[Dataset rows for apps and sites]
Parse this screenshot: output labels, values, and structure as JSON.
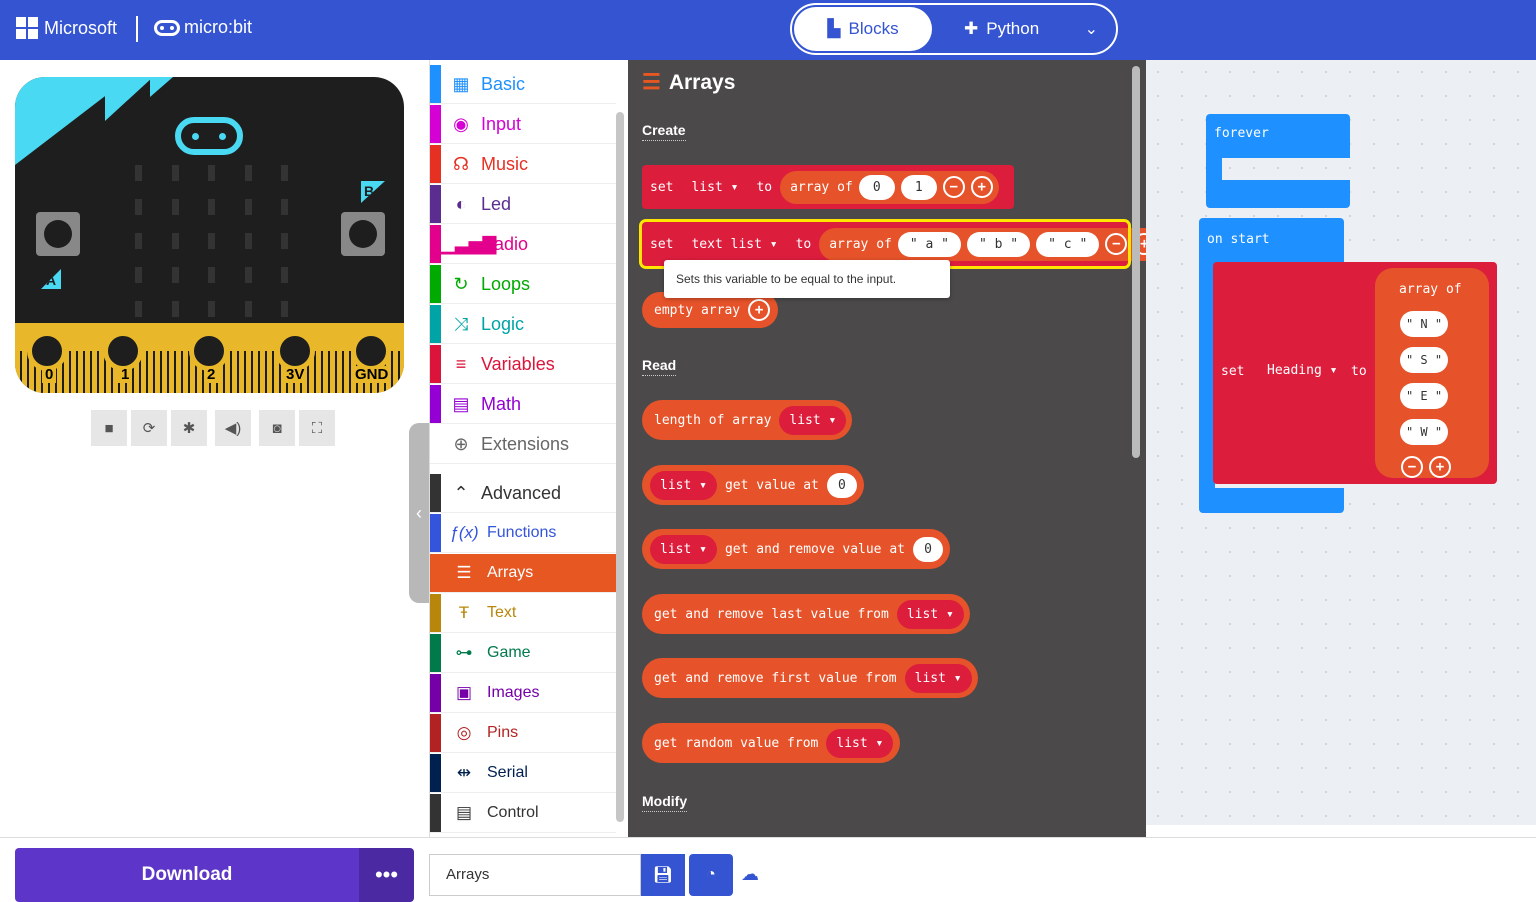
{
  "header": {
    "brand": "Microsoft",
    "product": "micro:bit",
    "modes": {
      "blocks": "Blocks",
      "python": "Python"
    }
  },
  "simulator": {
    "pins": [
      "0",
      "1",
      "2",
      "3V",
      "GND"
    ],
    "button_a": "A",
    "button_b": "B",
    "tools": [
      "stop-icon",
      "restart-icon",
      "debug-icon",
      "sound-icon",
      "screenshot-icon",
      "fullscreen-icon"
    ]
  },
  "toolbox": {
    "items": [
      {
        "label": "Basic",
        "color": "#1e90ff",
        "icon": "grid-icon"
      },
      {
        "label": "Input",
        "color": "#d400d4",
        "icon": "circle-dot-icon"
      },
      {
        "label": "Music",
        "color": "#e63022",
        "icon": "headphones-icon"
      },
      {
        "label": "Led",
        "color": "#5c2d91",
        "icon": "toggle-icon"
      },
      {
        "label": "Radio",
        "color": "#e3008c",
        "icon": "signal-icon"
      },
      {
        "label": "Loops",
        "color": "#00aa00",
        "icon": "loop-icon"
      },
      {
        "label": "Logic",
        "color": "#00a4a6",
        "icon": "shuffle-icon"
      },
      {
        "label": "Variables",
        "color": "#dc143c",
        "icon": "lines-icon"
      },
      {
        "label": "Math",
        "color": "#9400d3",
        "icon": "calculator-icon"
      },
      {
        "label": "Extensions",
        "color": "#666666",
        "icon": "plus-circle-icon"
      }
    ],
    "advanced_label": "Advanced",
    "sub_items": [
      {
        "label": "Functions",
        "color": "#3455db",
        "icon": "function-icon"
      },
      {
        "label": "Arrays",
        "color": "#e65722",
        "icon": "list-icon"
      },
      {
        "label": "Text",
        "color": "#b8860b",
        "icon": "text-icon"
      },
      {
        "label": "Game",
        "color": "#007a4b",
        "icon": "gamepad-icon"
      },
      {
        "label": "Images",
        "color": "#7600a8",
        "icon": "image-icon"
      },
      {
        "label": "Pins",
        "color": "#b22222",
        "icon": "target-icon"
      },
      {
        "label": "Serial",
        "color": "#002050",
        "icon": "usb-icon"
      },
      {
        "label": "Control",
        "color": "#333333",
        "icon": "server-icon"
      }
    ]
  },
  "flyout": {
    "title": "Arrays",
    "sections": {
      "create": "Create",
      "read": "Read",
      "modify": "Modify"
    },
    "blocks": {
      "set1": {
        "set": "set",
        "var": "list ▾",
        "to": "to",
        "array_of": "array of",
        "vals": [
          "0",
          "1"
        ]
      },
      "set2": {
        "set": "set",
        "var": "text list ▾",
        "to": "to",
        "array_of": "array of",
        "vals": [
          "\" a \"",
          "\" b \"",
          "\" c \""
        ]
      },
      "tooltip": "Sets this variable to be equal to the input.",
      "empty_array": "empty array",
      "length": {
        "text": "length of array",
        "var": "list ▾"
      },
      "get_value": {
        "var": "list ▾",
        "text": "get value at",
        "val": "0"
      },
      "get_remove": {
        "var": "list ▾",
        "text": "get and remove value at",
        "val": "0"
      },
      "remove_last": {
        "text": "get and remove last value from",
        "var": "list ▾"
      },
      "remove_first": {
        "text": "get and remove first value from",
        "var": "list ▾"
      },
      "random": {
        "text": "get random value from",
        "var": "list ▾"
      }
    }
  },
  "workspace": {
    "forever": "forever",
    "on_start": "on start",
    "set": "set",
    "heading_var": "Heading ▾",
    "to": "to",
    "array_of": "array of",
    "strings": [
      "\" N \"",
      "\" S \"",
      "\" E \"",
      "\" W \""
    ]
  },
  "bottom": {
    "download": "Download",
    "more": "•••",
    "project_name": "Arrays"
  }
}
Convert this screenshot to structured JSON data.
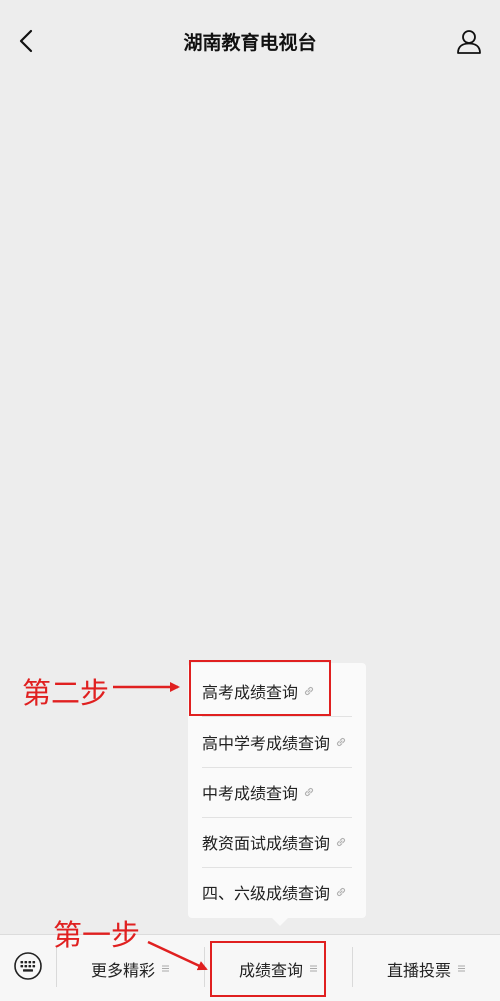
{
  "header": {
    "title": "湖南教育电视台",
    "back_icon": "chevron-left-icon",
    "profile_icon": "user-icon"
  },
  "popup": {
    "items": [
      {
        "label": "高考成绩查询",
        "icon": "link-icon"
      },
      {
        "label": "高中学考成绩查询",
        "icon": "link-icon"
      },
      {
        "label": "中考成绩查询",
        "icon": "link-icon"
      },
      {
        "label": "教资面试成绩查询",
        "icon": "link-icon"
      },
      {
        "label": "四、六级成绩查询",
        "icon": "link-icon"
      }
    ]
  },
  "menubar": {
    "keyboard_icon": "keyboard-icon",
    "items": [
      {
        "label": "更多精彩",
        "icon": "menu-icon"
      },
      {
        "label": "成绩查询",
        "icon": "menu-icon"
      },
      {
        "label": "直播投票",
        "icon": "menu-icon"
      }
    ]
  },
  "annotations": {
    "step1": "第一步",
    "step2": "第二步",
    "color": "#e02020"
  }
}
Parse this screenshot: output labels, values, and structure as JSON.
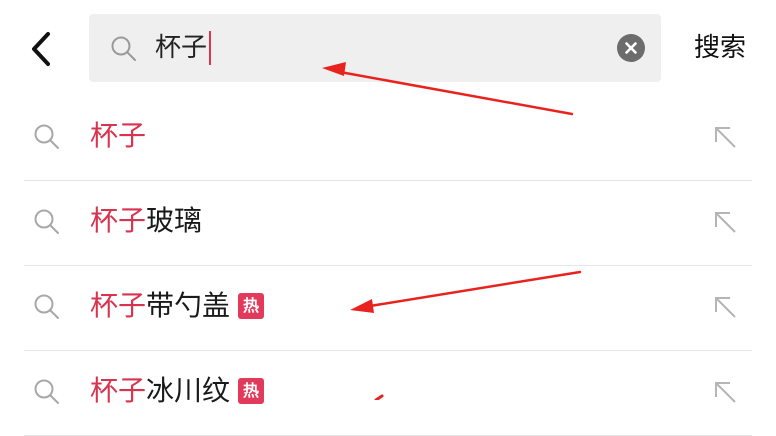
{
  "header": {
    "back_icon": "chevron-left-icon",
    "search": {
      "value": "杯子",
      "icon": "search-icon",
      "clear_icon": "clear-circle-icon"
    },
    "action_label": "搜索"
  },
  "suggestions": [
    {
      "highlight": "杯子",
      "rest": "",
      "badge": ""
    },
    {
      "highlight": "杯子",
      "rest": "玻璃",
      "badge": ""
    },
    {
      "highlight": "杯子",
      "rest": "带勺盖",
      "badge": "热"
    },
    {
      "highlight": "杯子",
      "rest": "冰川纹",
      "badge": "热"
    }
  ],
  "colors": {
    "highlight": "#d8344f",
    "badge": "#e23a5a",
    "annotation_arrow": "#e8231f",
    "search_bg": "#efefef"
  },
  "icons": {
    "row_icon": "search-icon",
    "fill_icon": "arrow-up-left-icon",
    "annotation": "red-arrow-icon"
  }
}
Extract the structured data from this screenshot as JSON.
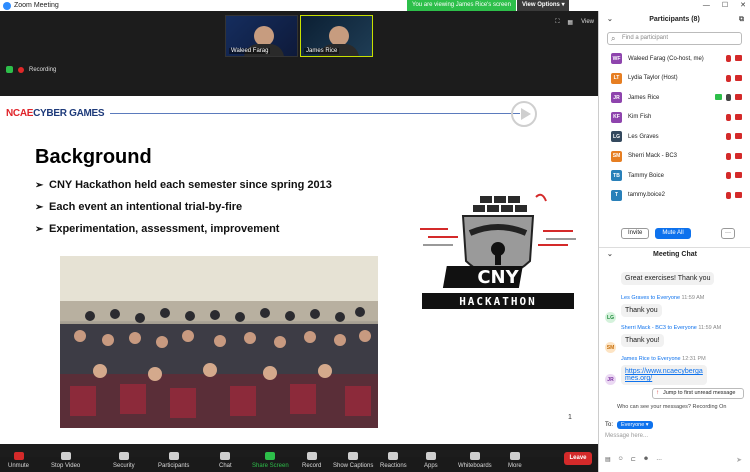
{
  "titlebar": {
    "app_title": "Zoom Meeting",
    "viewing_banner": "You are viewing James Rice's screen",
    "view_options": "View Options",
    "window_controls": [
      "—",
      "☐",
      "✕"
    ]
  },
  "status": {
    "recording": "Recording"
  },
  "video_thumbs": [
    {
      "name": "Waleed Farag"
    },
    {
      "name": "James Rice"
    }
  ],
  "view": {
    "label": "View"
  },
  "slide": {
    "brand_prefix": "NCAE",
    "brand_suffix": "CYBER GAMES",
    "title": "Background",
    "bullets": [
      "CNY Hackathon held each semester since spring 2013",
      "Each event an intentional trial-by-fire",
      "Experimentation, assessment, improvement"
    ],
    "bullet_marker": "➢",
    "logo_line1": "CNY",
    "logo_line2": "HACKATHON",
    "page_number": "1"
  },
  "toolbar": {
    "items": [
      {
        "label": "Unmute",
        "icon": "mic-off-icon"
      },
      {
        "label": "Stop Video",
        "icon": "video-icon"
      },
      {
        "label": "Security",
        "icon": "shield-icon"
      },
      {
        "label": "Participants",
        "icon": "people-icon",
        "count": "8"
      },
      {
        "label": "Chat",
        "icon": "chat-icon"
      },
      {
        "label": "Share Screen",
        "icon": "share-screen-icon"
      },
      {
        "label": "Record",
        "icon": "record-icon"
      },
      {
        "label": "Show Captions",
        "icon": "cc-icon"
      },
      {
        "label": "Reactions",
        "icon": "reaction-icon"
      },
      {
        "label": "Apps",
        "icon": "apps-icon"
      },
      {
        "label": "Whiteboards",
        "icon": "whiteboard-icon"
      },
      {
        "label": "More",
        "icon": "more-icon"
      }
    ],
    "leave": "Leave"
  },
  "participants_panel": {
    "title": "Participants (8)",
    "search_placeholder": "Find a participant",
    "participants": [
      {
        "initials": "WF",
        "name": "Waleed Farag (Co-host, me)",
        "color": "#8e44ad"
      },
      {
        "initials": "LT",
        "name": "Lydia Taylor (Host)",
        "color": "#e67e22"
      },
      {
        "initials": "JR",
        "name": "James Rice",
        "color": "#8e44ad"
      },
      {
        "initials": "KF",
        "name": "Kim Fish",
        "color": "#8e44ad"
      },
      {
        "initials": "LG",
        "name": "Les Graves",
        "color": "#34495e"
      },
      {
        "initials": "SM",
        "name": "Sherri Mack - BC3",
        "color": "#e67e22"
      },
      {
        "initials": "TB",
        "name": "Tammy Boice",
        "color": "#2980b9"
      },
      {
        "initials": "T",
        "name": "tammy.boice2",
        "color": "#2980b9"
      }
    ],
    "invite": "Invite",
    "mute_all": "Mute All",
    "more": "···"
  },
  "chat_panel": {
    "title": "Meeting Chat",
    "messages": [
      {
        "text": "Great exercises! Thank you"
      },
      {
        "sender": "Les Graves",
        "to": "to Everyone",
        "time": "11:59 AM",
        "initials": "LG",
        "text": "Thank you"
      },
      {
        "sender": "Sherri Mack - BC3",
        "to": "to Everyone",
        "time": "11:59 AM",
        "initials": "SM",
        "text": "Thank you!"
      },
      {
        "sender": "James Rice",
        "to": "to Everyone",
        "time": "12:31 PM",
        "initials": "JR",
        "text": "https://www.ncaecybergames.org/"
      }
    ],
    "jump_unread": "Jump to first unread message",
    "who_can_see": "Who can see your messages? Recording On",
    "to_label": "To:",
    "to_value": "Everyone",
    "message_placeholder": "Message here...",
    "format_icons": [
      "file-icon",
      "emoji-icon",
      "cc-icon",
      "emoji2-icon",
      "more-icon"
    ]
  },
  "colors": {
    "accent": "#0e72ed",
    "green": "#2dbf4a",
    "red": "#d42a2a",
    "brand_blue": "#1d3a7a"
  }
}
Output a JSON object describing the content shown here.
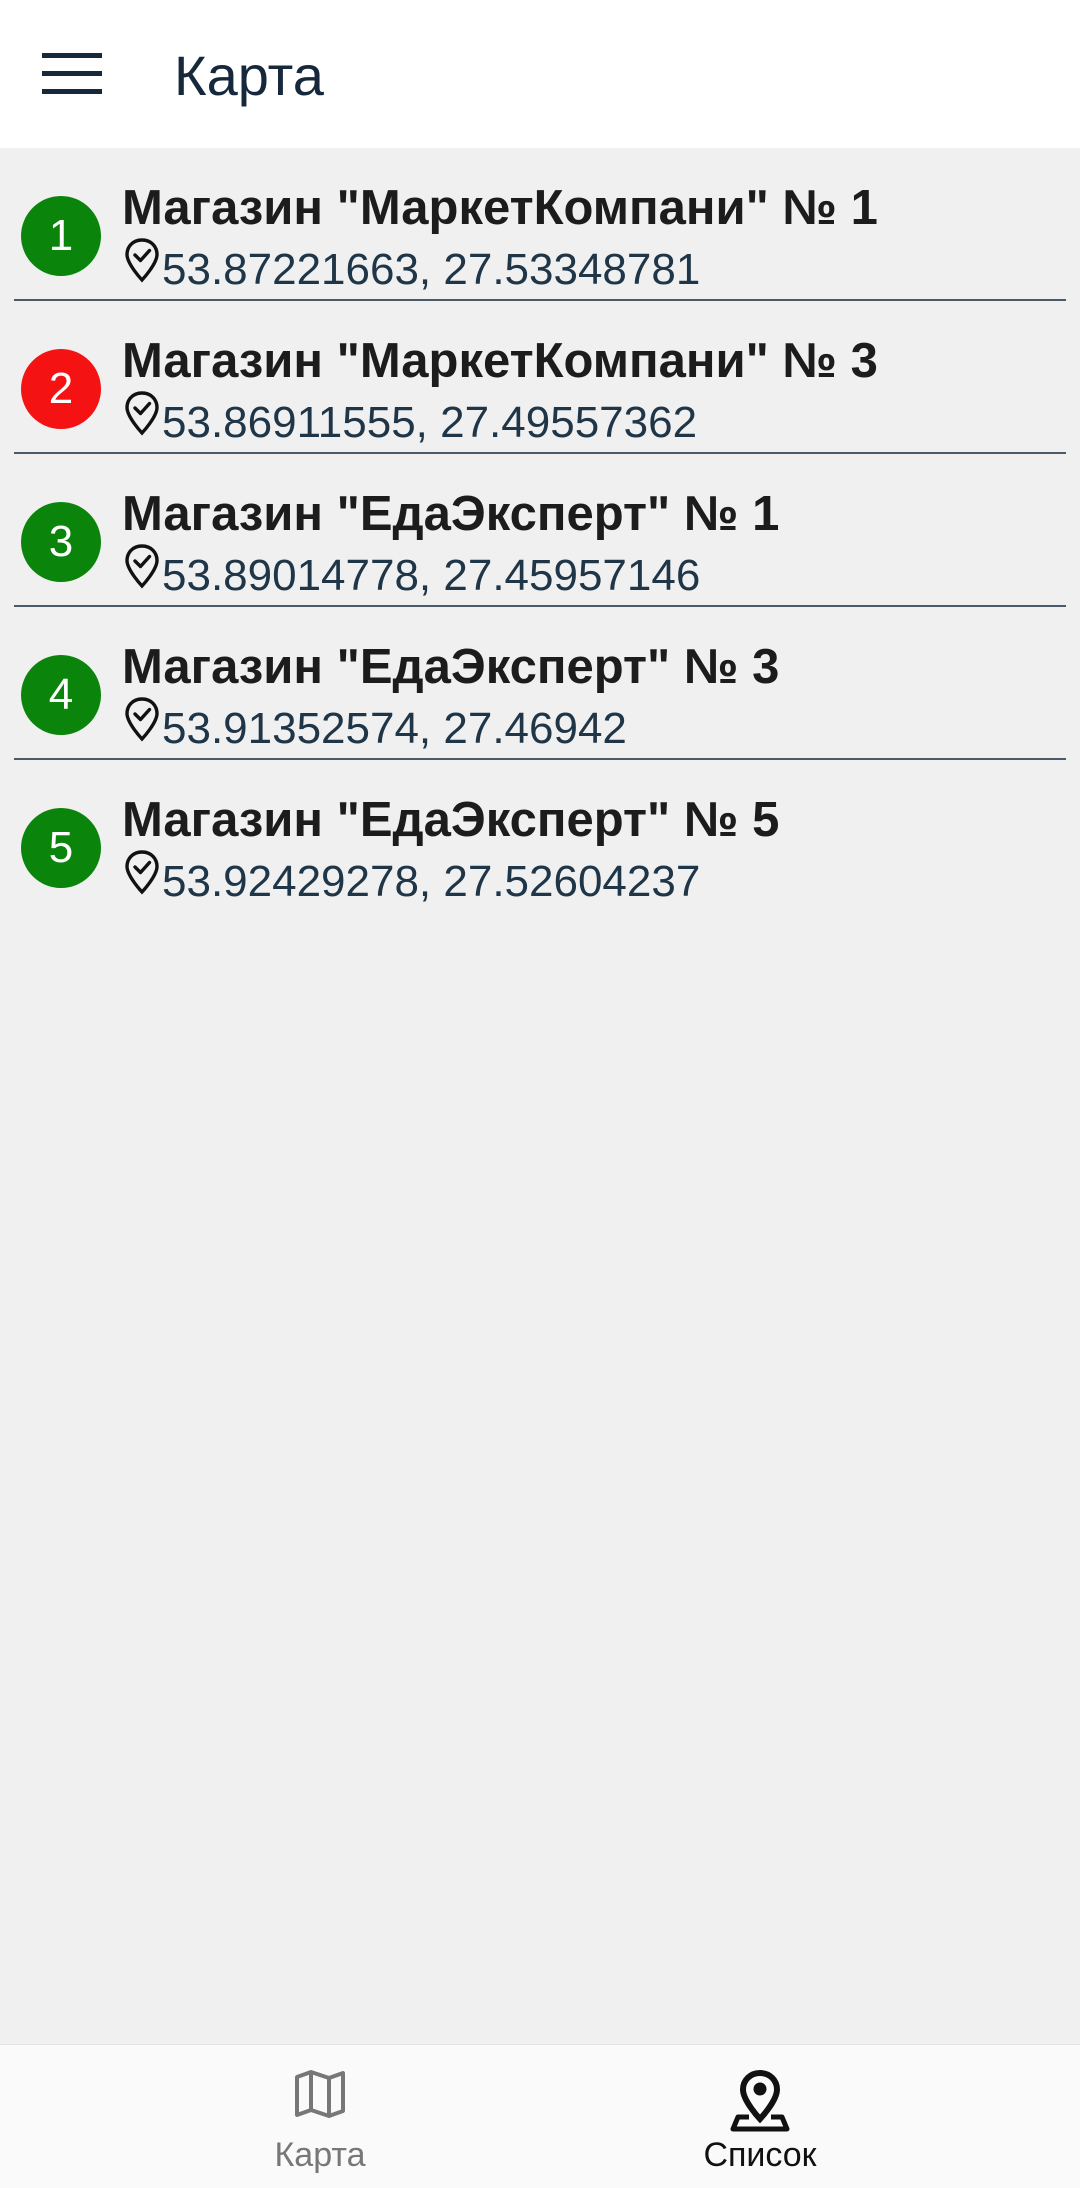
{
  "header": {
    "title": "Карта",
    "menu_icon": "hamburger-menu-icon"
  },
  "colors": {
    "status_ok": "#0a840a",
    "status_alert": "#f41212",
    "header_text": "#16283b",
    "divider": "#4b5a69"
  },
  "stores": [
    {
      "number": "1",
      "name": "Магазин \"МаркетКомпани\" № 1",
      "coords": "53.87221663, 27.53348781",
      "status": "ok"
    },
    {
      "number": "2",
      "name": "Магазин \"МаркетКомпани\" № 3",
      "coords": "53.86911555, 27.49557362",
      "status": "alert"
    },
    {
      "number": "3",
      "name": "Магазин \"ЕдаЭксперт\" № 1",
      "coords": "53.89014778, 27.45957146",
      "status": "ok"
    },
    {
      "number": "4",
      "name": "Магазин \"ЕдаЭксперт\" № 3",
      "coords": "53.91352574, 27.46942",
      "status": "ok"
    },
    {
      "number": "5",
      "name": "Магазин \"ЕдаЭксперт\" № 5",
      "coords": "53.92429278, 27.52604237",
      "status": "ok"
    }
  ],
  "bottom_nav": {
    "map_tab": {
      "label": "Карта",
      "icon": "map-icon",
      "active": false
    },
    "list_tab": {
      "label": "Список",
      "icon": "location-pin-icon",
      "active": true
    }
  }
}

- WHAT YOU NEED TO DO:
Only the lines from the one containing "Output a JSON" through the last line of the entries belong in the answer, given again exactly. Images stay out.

- TASK RESPONSE:
Output a JSON object describing the content shown here.
{
  "header": {
    "title": "Карта",
    "menu_icon": "hamburger-menu-icon"
  },
  "colors": {
    "status_ok": "#0a840a",
    "status_alert": "#f41212",
    "header_text": "#16283b",
    "divider": "#4b5a69"
  },
  "stores": [
    {
      "number": "1",
      "name": "Магазин \"МаркетКомпани\" № 1",
      "coords": "53.87221663, 27.53348781",
      "status": "ok"
    },
    {
      "number": "2",
      "name": "Магазин \"МаркетКомпани\" № 3",
      "coords": "53.86911555, 27.49557362",
      "status": "alert"
    },
    {
      "number": "3",
      "name": "Магазин \"ЕдаЭксперт\" № 1",
      "coords": "53.89014778, 27.45957146",
      "status": "ok"
    },
    {
      "number": "4",
      "name": "Магазин \"ЕдаЭксперт\" № 3",
      "coords": "53.91352574, 27.46942",
      "status": "ok"
    },
    {
      "number": "5",
      "name": "Магазин \"ЕдаЭксперт\" № 5",
      "coords": "53.92429278, 27.52604237",
      "status": "ok"
    }
  ],
  "bottom_nav": {
    "map_tab": {
      "label": "Карта",
      "icon": "map-icon",
      "active": false
    },
    "list_tab": {
      "label": "Список",
      "icon": "location-pin-icon",
      "active": true
    }
  }
}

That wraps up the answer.